We need to move away from the pedagogy of the single answer and move towards teaching the messy problems of Problem Based Learning. This is different than Project Based Learning (as I wrote about here), where the end goal is already known (and thus a single correct answer is reached in many cases). Life does not work so much like a project; human development is pretty much Problem Based Learning. The best outcome or solution is usually not known when the problem is presented. Sometimes it is, but not often.
In pursuit of the messy answer
Moving towards messy answers to messy problems is not just a matter of shifting the way we test (although that’s a messy problem in itself). It’s first and foremost a shift in the way we expect our teachers to teach and our students to learn. We cannot in all honesty think that students can possibly be prepared to solve life’s messy problems when for years all they have been taught to do was look for the single best answer on the standardized test. (Watch out for those distractors!)
Consider these current very messy problems now facing the nation:
How should education be reformed?
What is the best way to handle gun violence?
What should be done about how the government spends money?
What should be our response to global climate change?
And on and on and on…
We have seen what happens when groups of people have little or no problem solving skills: Nations go to war. Religions fight. Congress cannot talk to the President. Gun owners cannot talk to gun control advocates. Husbands cannot talk to wives. Students bully each other. All of these snarls and snafus are directly the result of a pervasive lack of problem solving skills among the populace.
When problem solving (and its twin sister critical thinking) isn’t business as usual, then charlatans and conmen can easily manipulate a situation. If you don’t believe that this is true, consider the current highest rated show on cable’s History Channel, “Ancient Aliens,” a program that is neither historically accurate nor even close to being scientifically factual. Yet millions watch this show which, somehow, every week, links obscure cave drawings, religious texts, nut job theories and tin foil conspiracies into stories of how our ancestors were the spawn of human/alien mating. (Great-great grandma was a Klingon. Get used to it.)
As our students grow up and enter adult life and work, those with a lack of problem solving skills will be at a distinct disadvantage to those who can solve problems and detect flimflam and flummery. And those who realize there are many “correct” ways to solve problems will have a great advantage over those who believe there’s a single answer for each and every question.
Let’s start reform here!
Education reform — a topic that we have now been discussing since forever, according to education-historian-turned-reform-skeptic Diane Ravitch — must actually begin somewhere.
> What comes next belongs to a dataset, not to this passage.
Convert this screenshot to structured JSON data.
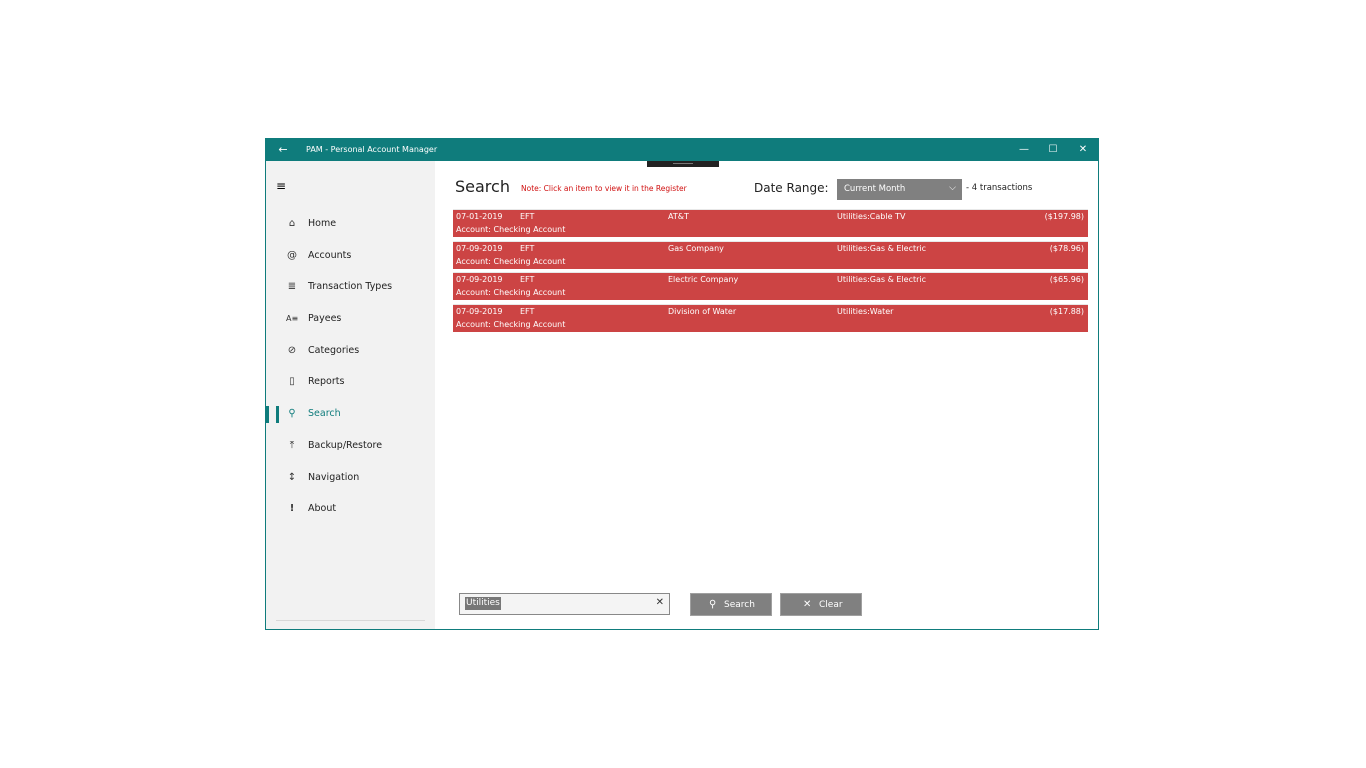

I suggest this: Let us take a good hard look at the curricula and standards that are now out there. Let us agree on a common set of goals, and let us at least consider the idea of making true problem-based learning part of the standard curricula for grades K to 12 and beyond.
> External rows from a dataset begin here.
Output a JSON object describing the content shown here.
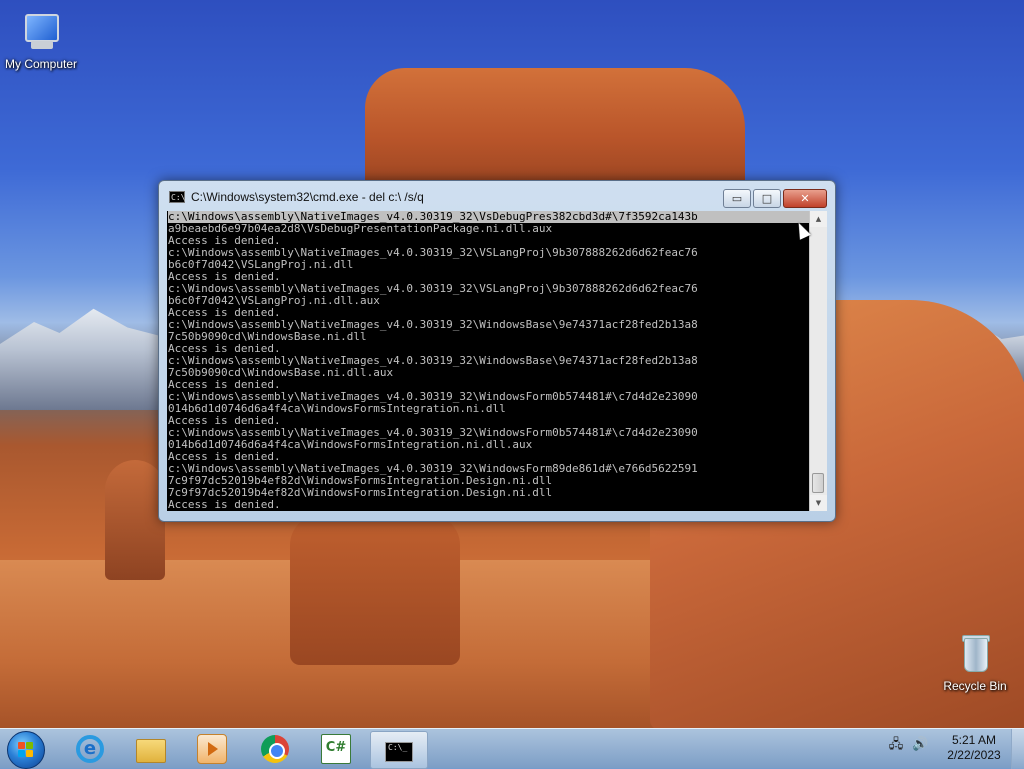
{
  "desktop": {
    "icons": [
      {
        "label": "My Computer",
        "icon": "computer-icon"
      },
      {
        "label": "Recycle Bin",
        "icon": "recycle-bin-icon"
      }
    ]
  },
  "window": {
    "title": "C:\\Windows\\system32\\cmd.exe - del  c:\\ /s/q",
    "icon": "cmd-icon",
    "buttons": {
      "minimize": "▭",
      "maximize": "□",
      "close": "✕"
    }
  },
  "console": {
    "lines": [
      "c:\\Windows\\assembly\\NativeImages_v4.0.30319_32\\VsDebugPres382cbd3d#\\7f3592ca143b",
      "a9beaebd6e97b04ea2d8\\VsDebugPresentationPackage.ni.dll.aux",
      "Access is denied.",
      "c:\\Windows\\assembly\\NativeImages_v4.0.30319_32\\VSLangProj\\9b307888262d6d62feac76",
      "b6c0f7d042\\VSLangProj.ni.dll",
      "Access is denied.",
      "c:\\Windows\\assembly\\NativeImages_v4.0.30319_32\\VSLangProj\\9b307888262d6d62feac76",
      "b6c0f7d042\\VSLangProj.ni.dll.aux",
      "Access is denied.",
      "c:\\Windows\\assembly\\NativeImages_v4.0.30319_32\\WindowsBase\\9e74371acf28fed2b13a8",
      "7c50b9090cd\\WindowsBase.ni.dll",
      "Access is denied.",
      "c:\\Windows\\assembly\\NativeImages_v4.0.30319_32\\WindowsBase\\9e74371acf28fed2b13a8",
      "7c50b9090cd\\WindowsBase.ni.dll.aux",
      "Access is denied.",
      "c:\\Windows\\assembly\\NativeImages_v4.0.30319_32\\WindowsForm0b574481#\\c7d4d2e23090",
      "014b6d1d0746d6a4f4ca\\WindowsFormsIntegration.ni.dll",
      "Access is denied.",
      "c:\\Windows\\assembly\\NativeImages_v4.0.30319_32\\WindowsForm0b574481#\\c7d4d2e23090",
      "014b6d1d0746d6a4f4ca\\WindowsFormsIntegration.ni.dll.aux",
      "Access is denied.",
      "c:\\Windows\\assembly\\NativeImages_v4.0.30319_32\\WindowsForm89de861d#\\e766d5622591",
      "7c9f97dc52019b4ef82d\\WindowsFormsIntegration.Design.ni.dll",
      "7c9f97dc52019b4ef82d\\WindowsFormsIntegration.Design.ni.dll",
      "Access is denied."
    ]
  },
  "taskbar": {
    "start_icon": "windows-start-icon",
    "items": [
      {
        "name": "internet-explorer",
        "icon": "internet-explorer-icon",
        "glyph": "e"
      },
      {
        "name": "file-explorer",
        "icon": "folder-icon",
        "glyph": ""
      },
      {
        "name": "media-player",
        "icon": "media-player-icon",
        "glyph": ""
      },
      {
        "name": "chrome",
        "icon": "chrome-icon",
        "glyph": ""
      },
      {
        "name": "csharp-editor",
        "icon": "csharp-icon",
        "glyph": "C#"
      },
      {
        "name": "cmd",
        "icon": "cmd-icon",
        "glyph": "C:\\_"
      }
    ],
    "tray": {
      "network_icon": "network-icon",
      "volume_icon": "volume-icon",
      "network_glyph": "🖧",
      "volume_glyph": "🔊"
    },
    "clock": {
      "time": "5:21 AM",
      "date": "2/22/2023"
    }
  }
}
Yes, it’s messy and harder to teach. Yes it takes more time. But if you truly believe that clichéd phrase hanging on the wall in your school somewhere about preparing students for the future, and how they will be future leaders, then you have to know, deep down, that just teaching kids to take tests is not preparing them for anything other than just taking tests. Nobody will pay you for that for too long.
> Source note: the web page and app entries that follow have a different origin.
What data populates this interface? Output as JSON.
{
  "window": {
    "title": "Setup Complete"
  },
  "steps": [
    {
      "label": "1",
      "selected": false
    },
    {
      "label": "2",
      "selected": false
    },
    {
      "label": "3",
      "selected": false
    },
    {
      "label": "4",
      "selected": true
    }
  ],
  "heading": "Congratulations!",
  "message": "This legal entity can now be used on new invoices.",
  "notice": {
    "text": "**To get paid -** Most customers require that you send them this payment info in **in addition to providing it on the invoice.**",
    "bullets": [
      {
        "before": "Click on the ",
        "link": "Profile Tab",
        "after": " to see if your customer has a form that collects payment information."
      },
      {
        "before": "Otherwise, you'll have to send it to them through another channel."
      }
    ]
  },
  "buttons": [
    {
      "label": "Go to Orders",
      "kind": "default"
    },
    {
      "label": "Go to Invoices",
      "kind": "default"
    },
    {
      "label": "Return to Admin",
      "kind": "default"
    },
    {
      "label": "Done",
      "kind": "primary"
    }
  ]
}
If we can teach kids to solve messy problems before they graduate, they might not have such a hard time solving messy problems when they start running the world. Or trying to figure out what is wrong with my elbow.
(And they will start running the world, you know. That’s one question we can be pretty sure has a single answer.)